Table 1. Overview of IoT OSs.
Table 1. Overview of IoT OSs.
OSMin RAMMin ROMCC++MultiArchitectureScheduler
TinyOS<1 kB<4 kBMonolithicCooperative
Contiki<2 kB<30 kBMonolithicCooperative,
RIOT∼1.5 kB∼5 kBMicrokernelTickless,
Priority based
Zephyr∼2 kB to ∼8 kB∼50 kBNanokernel,Preemptive,
MicrokernelPriority based
MbedOS∼5 kB∼15 kBMonolithicPreemptive
brillo∼32 MB∼128 MBMonolithicCompletely Fair
Note: ∼ Partial Support; ✓ Support; ✗ No Support.
Table 2. IoT OSs Supported Boards.
Table 2. IoT OSs Supported Boards.
Note: ✓ Support; ✗ No Support.

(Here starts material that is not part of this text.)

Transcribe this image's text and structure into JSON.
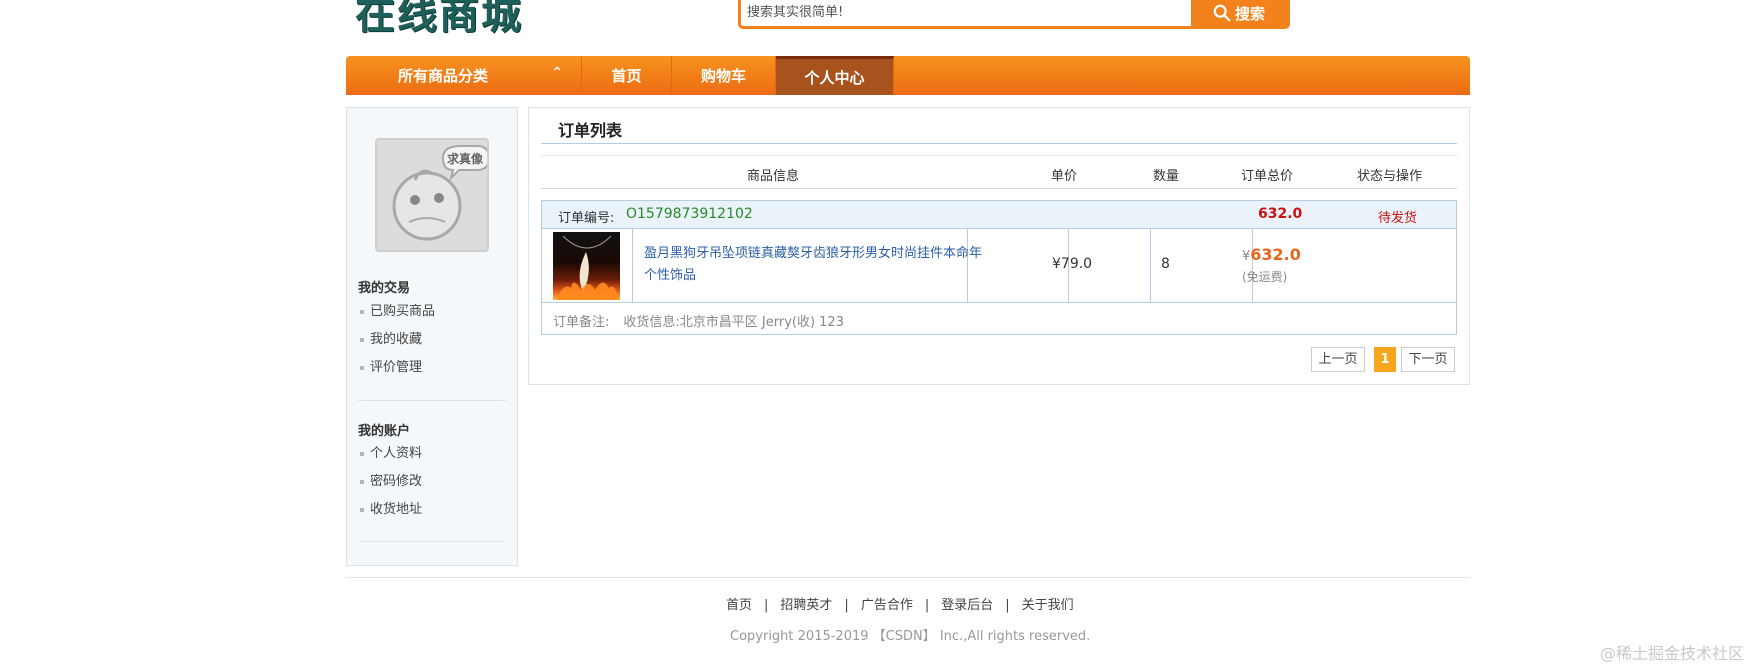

Share and Cite

MDPI and ACS Style

Zikria, Y.B.; Kim, S.W.; Hahm, O.; Afzal, M.K.; Aalsalem, M.Y. Internet of Things (IoT) Operating Systems Management: Opportunities, Challenges, and Solution. Sensors 2019, 19, 1793.

AMA Style

Zikria YB, Kim SW, Hahm O, Afzal MK, Aalsalem MY. Internet of Things (IoT) Operating Systems Management: Opportunities, Challenges, and Solution. Sensors. 2019; 19(8):1793.

Chicago/Turabian Style

Zikria, Yousaf Bin, Sung Won Kim, Oliver Hahm, Muhammad Khalil Afzal, and Mohammed Y. Aalsalem. 2019. "Internet of Things (IoT) Operating Systems Management: Opportunities, Challenges, and Solution" Sensors 19, no. 8: 1793.

Note that from the first issue of 2016, this journal uses article numbers instead of page numbers. See further details here.

Article Metrics

Back to TopTop